Join Kevin Kelly for an in-depth discussion in this video Why use technology to assess learning?, part of Teaching with Technology.
- Why should we use technology to assess learning? This chapter will introduce technology strategies that enhance and supplement traditional teaching and learning strategies. Overall, there are quite a few reasons or benefits to consider, but I'll name just a few. Increased feedback, increased flexibility, increased opportunity, and increased ownership. Technology can increase feedback, both quality and quantity that students get on their work. Assign peer review activities for students to get feedback before submitting their work for a grade.
Use discussion forms with a rubric, or blogs or electronic portfolios with comment features. You can also find online tools specifically for peer review, such as the Calibrated Peer Review tool from UCLA Medical School, or Peermark from Turnitin.com. Find intelligent tutors, such as Aleks, to give students guided feedback based on their actions. Technology can increase your flexibility such as how you provide feedback and guidance to your students. Provide feedback in a new way.
Record screencasts of yourself commenting on students' work, as you use tools to call out specific strengths or weaknesses. iPad apps like iAnnotate, or screencast software like Screener make it easy to save your feedback as a short movie. Technology can increase the opportunities for learning assessment. Throughout this course, I have described universal design for learning principles, which include providing multiple avenues for students to show what they know. This means not only strategies like letting them submit assignments in different formats, but also giving them more than one chance to show they understand a concept.
Researchers use triangulation to verify their results, so why can't students use a form of triangulation to verify their learning. Use low-stakes or no-stakes quizzes online for students to see how they're doing before they get to high-stakes exams or projects.
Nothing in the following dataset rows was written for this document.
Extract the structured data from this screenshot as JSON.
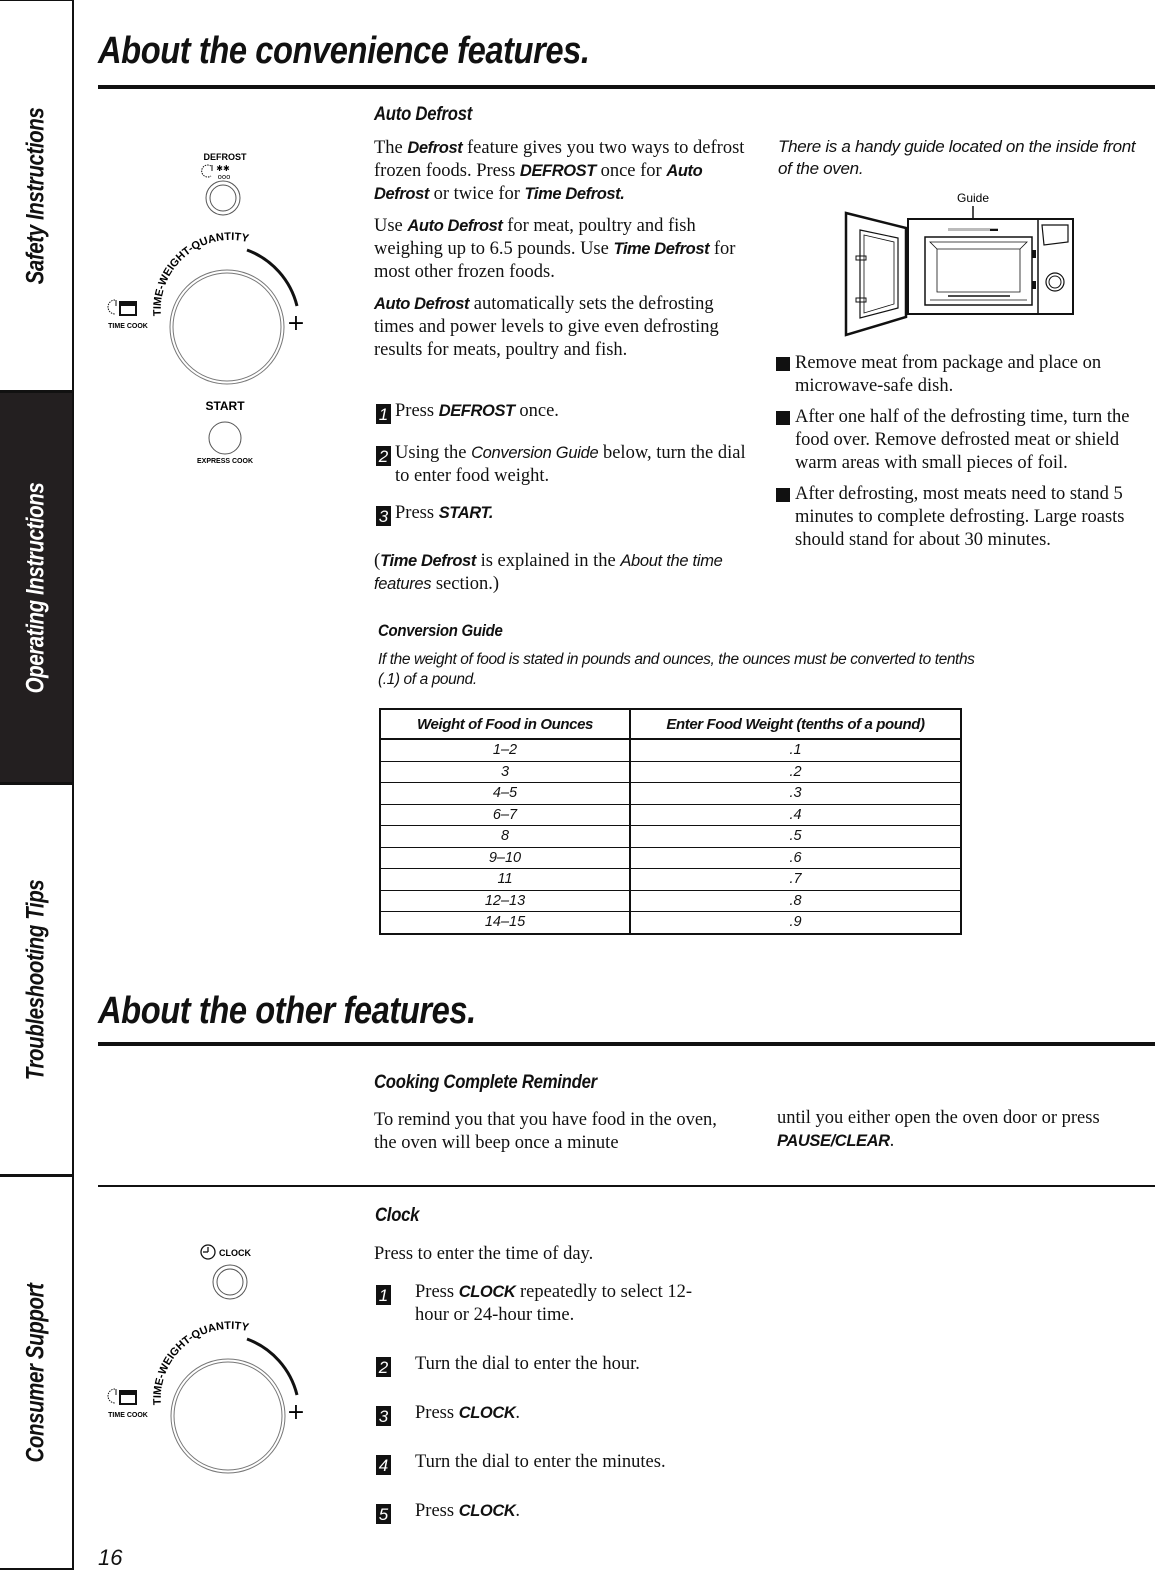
{
  "sidebar": {
    "tabs": [
      {
        "label": "Safety Instructions",
        "active": false
      },
      {
        "label": "Operating Instructions",
        "active": true
      },
      {
        "label": "Troubleshooting Tips",
        "active": false
      },
      {
        "label": "Consumer Support",
        "active": false
      }
    ]
  },
  "convenience": {
    "title": "About the convenience features.",
    "panel": {
      "defrost_label": "DEFROST",
      "dial_label": "TIME-WEIGHT-QUANTITY",
      "time_cook_label": "TIME COOK",
      "plus": "+",
      "start_label": "START",
      "express_cook_label": "EXPRESS COOK"
    },
    "auto_defrost": {
      "heading": "Auto Defrost",
      "p1": {
        "a": "The ",
        "b": "Defrost",
        "c": " feature gives you two ways to defrost frozen foods. Press ",
        "d": "DEFROST",
        "e": " once for ",
        "f": "Auto Defrost",
        "g": " or twice for ",
        "h": "Time Defrost."
      },
      "p2": {
        "a": "Use ",
        "b": "Auto Defrost",
        "c": "  for meat, poultry and fish weighing up to 6.5 pounds. Use ",
        "d": "Time Defrost",
        "e": "  for most other frozen foods."
      },
      "p3": {
        "a": "Auto Defrost",
        "b": "  automatically sets the defrosting times and power levels to give even defrosting results for meats, poultry and fish."
      },
      "steps": [
        {
          "num": "1",
          "a": "Press ",
          "b": "DEFROST",
          "c": " once."
        },
        {
          "num": "2",
          "a": "Using the ",
          "b": "Conversion Guide",
          "c": " below, turn the dial to enter food weight."
        },
        {
          "num": "3",
          "a": "Press ",
          "b": "START.",
          "c": ""
        }
      ],
      "note": {
        "a": "(",
        "b": "Time Defrost",
        "c": "  is explained in the ",
        "d": "About the time features",
        "e": " section.)"
      }
    },
    "guide_note": "There is a handy guide located on the inside front of the oven.",
    "guide_callout": "Guide",
    "tips": [
      "Remove meat from package and place on microwave-safe dish.",
      "After one half of the defrosting time, turn the food over. Remove defrosted meat or shield warm areas with small pieces of foil.",
      "After defrosting, most meats need to stand 5 minutes to complete defrosting. Large roasts should stand for about 30 minutes."
    ],
    "conversion_guide": {
      "heading": "Conversion Guide",
      "description": "If the weight of food is stated in pounds and ounces, the ounces must be converted to tenths (.1) of a pound.",
      "columns": [
        "Weight of Food in Ounces",
        "Enter Food Weight (tenths of a pound)"
      ],
      "rows": [
        [
          "1–2",
          ".1"
        ],
        [
          "3",
          ".2"
        ],
        [
          "4–5",
          ".3"
        ],
        [
          "6–7",
          ".4"
        ],
        [
          "8",
          ".5"
        ],
        [
          "9–10",
          ".6"
        ],
        [
          "11",
          ".7"
        ],
        [
          "12–13",
          ".8"
        ],
        [
          "14–15",
          ".9"
        ]
      ]
    }
  },
  "other": {
    "title": "About the other features.",
    "reminder": {
      "heading": "Cooking Complete Reminder",
      "col1": "To remind you that you have food in the oven, the oven will beep once a minute",
      "col2_a": "until you either open the oven door or press ",
      "col2_b": "PAUSE/CLEAR",
      "col2_c": "."
    },
    "clock": {
      "heading": "Clock",
      "intro": "Press to enter the time of day.",
      "panel": {
        "clock_label": "CLOCK",
        "dial_label": "TIME-WEIGHT-QUANTITY",
        "time_cook_label": "TIME COOK",
        "plus": "+"
      },
      "steps": [
        {
          "num": "1",
          "a": "Press ",
          "b": "CLOCK",
          "c": " repeatedly to select 12-hour or 24-hour time."
        },
        {
          "num": "2",
          "a": "Turn the dial to enter the hour.",
          "b": "",
          "c": ""
        },
        {
          "num": "3",
          "a": "Press ",
          "b": "CLOCK",
          "c": "."
        },
        {
          "num": "4",
          "a": "Turn the dial to enter the minutes.",
          "b": "",
          "c": ""
        },
        {
          "num": "5",
          "a": "Press ",
          "b": "CLOCK",
          "c": "."
        }
      ]
    }
  },
  "page_number": "16"
}
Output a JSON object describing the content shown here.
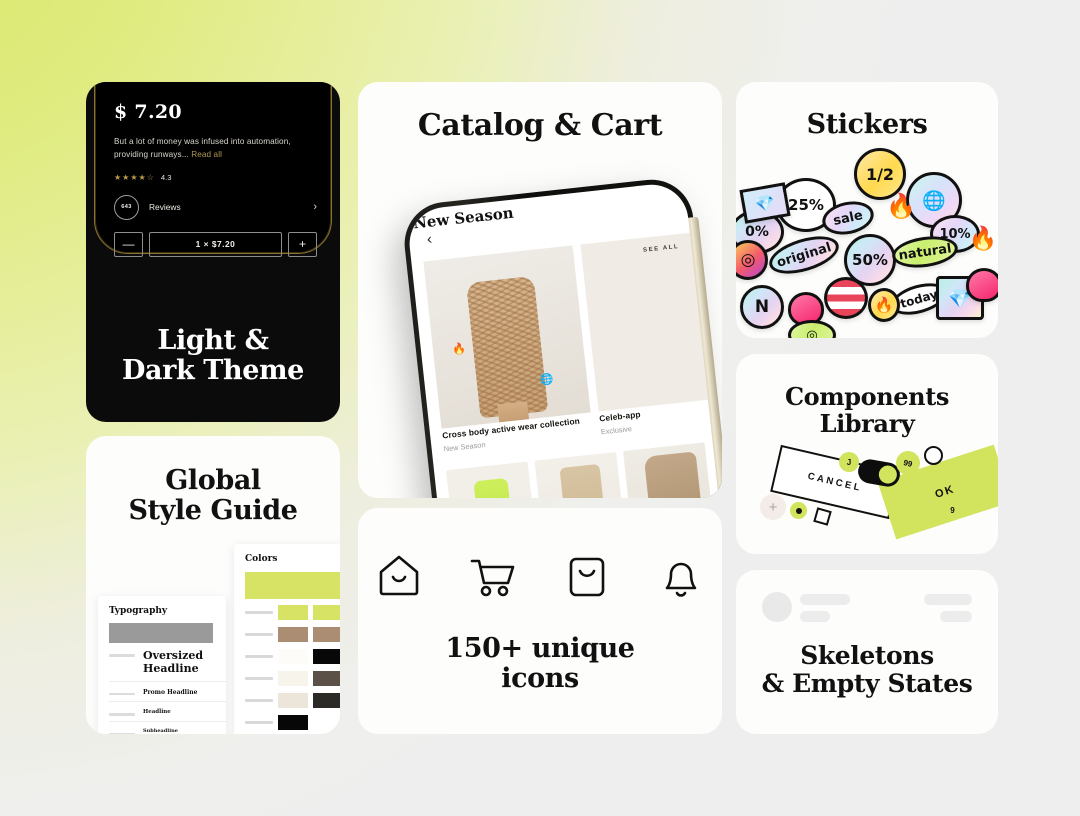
{
  "background": {
    "accent": "#dbe86a",
    "base": "#eeeeee"
  },
  "cards": {
    "theme": {
      "title_line1": "Light &",
      "title_line2": "Dark Theme",
      "phone": {
        "price": "$ 7.20",
        "description": "But a lot of money was infused into automation, providing runways...",
        "read_all": "Read all",
        "stars": "★★★★☆",
        "rating": "4.3",
        "review_count": "643",
        "reviews_label": "Reviews",
        "chevron": "›",
        "minus": "—",
        "plus": "+",
        "quantity": "1 × $7.20"
      }
    },
    "style_guide": {
      "title_line1": "Global",
      "title_line2": "Style Guide",
      "colors_heading": "Colors",
      "typography_heading": "Typography",
      "type_samples": [
        "Oversized Headline",
        "Promo Headline",
        "Headline",
        "Subheadline"
      ],
      "swatches": [
        {
          "a": "#d7e364",
          "b": "#d7e364"
        },
        {
          "a": "#ab8d73",
          "b": "#ab8d73"
        },
        {
          "a": "#fdfcf8",
          "b": "#080808"
        },
        {
          "a": "#f7f4ec",
          "b": "#5c5146"
        },
        {
          "a": "#ece5da",
          "b": "#2b2a27"
        },
        {
          "a": "#070707",
          "b": ""
        }
      ]
    },
    "catalog": {
      "title": "Catalog & Cart",
      "phone": {
        "back": "‹",
        "hero_title": "New Season",
        "see_all": "SEE ALL",
        "item1_title": "Cross body active wear collection",
        "item1_sub": "New Season",
        "item2_title": "Celeb-app",
        "item2_sub": "Exclusive",
        "sticker_flame": "🔥",
        "sticker_globe": "🌐"
      }
    },
    "icons": {
      "title_line1": "150+ unique",
      "title_line2": "icons",
      "items": [
        "home-icon",
        "cart-icon",
        "bag-icon",
        "bell-icon"
      ]
    },
    "stickers": {
      "title": "Stickers",
      "items": [
        {
          "label": "1/2",
          "name": "sticker-half"
        },
        {
          "label": "25%",
          "name": "sticker-25-percent"
        },
        {
          "label": "0%",
          "name": "sticker-0-percent"
        },
        {
          "label": "sale",
          "name": "sticker-sale"
        },
        {
          "label": "50%",
          "name": "sticker-50-percent"
        },
        {
          "label": "10%",
          "name": "sticker-10-percent"
        },
        {
          "label": "original",
          "name": "sticker-original"
        },
        {
          "label": "natural",
          "name": "sticker-natural"
        },
        {
          "label": "today",
          "name": "sticker-today"
        },
        {
          "label": "🔥",
          "name": "sticker-flame"
        },
        {
          "label": "🇺🇸",
          "name": "sticker-usa-flag"
        },
        {
          "label": "💎",
          "name": "sticker-diamond"
        },
        {
          "label": "❤",
          "name": "sticker-heart"
        }
      ]
    },
    "components": {
      "title_line1": "Components",
      "title_line2": "Library",
      "cancel_label": "CANCEL",
      "ok_label": "OK",
      "badge_99": "99",
      "badge_9": "9",
      "badge_j": "J"
    },
    "skeleton": {
      "title_line1": "Skeletons",
      "title_line2": "& Empty States"
    }
  }
}
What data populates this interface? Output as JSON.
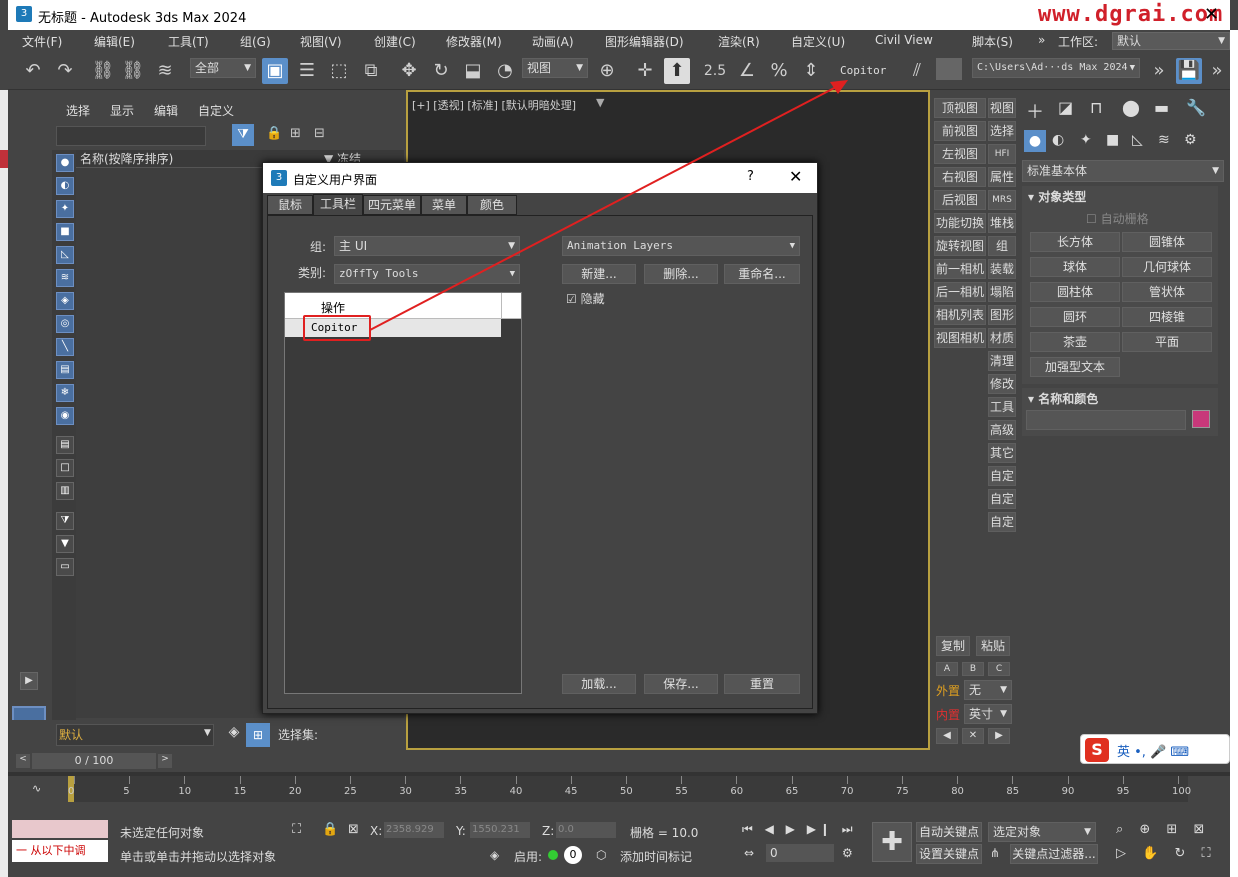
{
  "window": {
    "title": "无标题 - Autodesk 3ds Max 2024",
    "watermark": "www.dgrai.com",
    "app_icon": "3"
  },
  "menu": [
    "文件(F)",
    "编辑(E)",
    "工具(T)",
    "组(G)",
    "视图(V)",
    "创建(C)",
    "修改器(M)",
    "动画(A)",
    "图形编辑器(D)",
    "渲染(R)",
    "自定义(U)",
    "Civil View",
    "脚本(S)"
  ],
  "workspace": {
    "label": "工作区:",
    "value": "默认"
  },
  "toolbar": {
    "selection_filter": "全部",
    "ref_coord": "视图",
    "copitor_label": "Copitor",
    "path": "C:\\Users\\Ad···ds Max 2024",
    "snap_num": "2.5"
  },
  "scene_explorer": {
    "tabs": [
      "选择",
      "显示",
      "编辑",
      "自定义"
    ],
    "col_name": "名称(按降序排序)",
    "col_freeze": "▼ 冻结",
    "layer": "默认",
    "selection_set": "选择集:"
  },
  "viewport": {
    "label": "[+] [透视] [标准] [默认明暗处理]"
  },
  "viewport_menu": {
    "left": [
      "顶视图",
      "前视图",
      "左视图",
      "右视图",
      "后视图",
      "功能切换",
      "旋转视图",
      "前一相机",
      "后一相机",
      "相机列表",
      "视图相机"
    ],
    "right": [
      "视图",
      "选择",
      "HFI",
      "属性",
      "MRS",
      "堆栈",
      "组",
      "装载",
      "塌陷",
      "图形",
      "材质",
      "清理",
      "修改",
      "工具",
      "高级",
      "其它",
      "自定",
      "自定",
      "自定"
    ],
    "copy": "复制",
    "paste": "粘贴",
    "abc": [
      "A",
      "B",
      "C"
    ],
    "outer_label": "外置",
    "outer_val": "无",
    "inner_label": "内置",
    "inner_val": "英寸"
  },
  "command_panel": {
    "category": "标准基本体",
    "rollout1": "对象类型",
    "auto_grid": "自动栅格",
    "objects": [
      "长方体",
      "圆锥体",
      "球体",
      "几何球体",
      "圆柱体",
      "管状体",
      "圆环",
      "四棱锥",
      "茶壶",
      "平面",
      "加强型文本"
    ],
    "rollout2": "名称和颜色",
    "color": "#c8387a"
  },
  "dialog": {
    "title": "自定义用户界面",
    "help": "?",
    "tabs": [
      "鼠标",
      "工具栏",
      "四元菜单",
      "菜单",
      "颜色"
    ],
    "group_label": "组:",
    "group_val": "主 UI",
    "category_label": "类别:",
    "category_val": "zOffTy Tools",
    "list_header": "操作",
    "list_item": "Copitor",
    "toolbar_select": "Animation Layers",
    "new": "新建...",
    "delete": "删除...",
    "rename": "重命名...",
    "hide": "隐藏",
    "load": "加载...",
    "save": "保存...",
    "reset": "重置"
  },
  "timeline": {
    "frame": "0 / 100",
    "ticks": [
      "0",
      "5",
      "10",
      "15",
      "20",
      "25",
      "30",
      "35",
      "40",
      "45",
      "50",
      "55",
      "60",
      "65",
      "70",
      "75",
      "80",
      "85",
      "90",
      "95",
      "100"
    ]
  },
  "status": {
    "maxscript": "一  从以下中调",
    "msg1": "未选定任何对象",
    "msg2": "单击或单击并拖动以选择对象",
    "x_label": "X:",
    "x": "2358.929",
    "y_label": "Y:",
    "y": "1550.231",
    "z_label": "Z:",
    "z": "0.0",
    "grid": "栅格 = 10.0",
    "enable": "启用:",
    "addtime": "添加时间标记",
    "autokey": "自动关键点",
    "setkey": "设置关键点",
    "selobj": "选定对象",
    "keyfilter": "关键点过滤器...",
    "frame": "0"
  },
  "ime": {
    "text": "英 •, 🎤 ⌨"
  }
}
Use large question pools so students can practice. Use homework tools with problems generated by algorithms to provide infinite amounts of practice. Technology can increase students' sense of ownership, and personalization. Use electronic portfolios for students to own their learning over time.
Programs and institutions primarily use Eportfolios as student-centered tools. Students use and take the Eportfolio work with them, when at each transition. From Middle school to High school, High school to Higher education, Higher education to Graduate school, or the Workforce, et cetera. Eportfolio learning encourages reflection throughout the assessment process, so students see how what they learn integrates with their academic goals, prior knowledge, and career aspirations. You should consider using technology to assess learning for a number of reasons.
Again, we've just scratched the surface looking at feedback, flexibility, opportunity and ownership. Stay tuned for more benefits throughout this chapter. Before reviewing the next movie in the course, take a minute to answer the following questions for yourself. How can you use technology to increase feedback to each student? To increase flexibility for yourself and your students when it comes to assessment? To increase opportunities in how students assess their learning? And to increase students' sense of ownership, by connecting assessment to their lives and goals?
Author Kevin Kelly explains how learning outcomes can be adapted to support technology in the classroom, and guides educators through selecting the appropriate technology for their activity, module, or class. Then he shows how to apply technology in three key areas: finding, creating, and sharing content with students; facilitating classroom activities; and assessing learning inside the classroom or online.
- Including technology in your learning outcomes
- Applying Universal Design for Learning (UDL) principles
- Finding and creating content and instructional materials
- Enhancing lectures and presentations with technology
- Getting students involved
- Facilitating in-class activities
- Assessing learning
- Teaching effectively online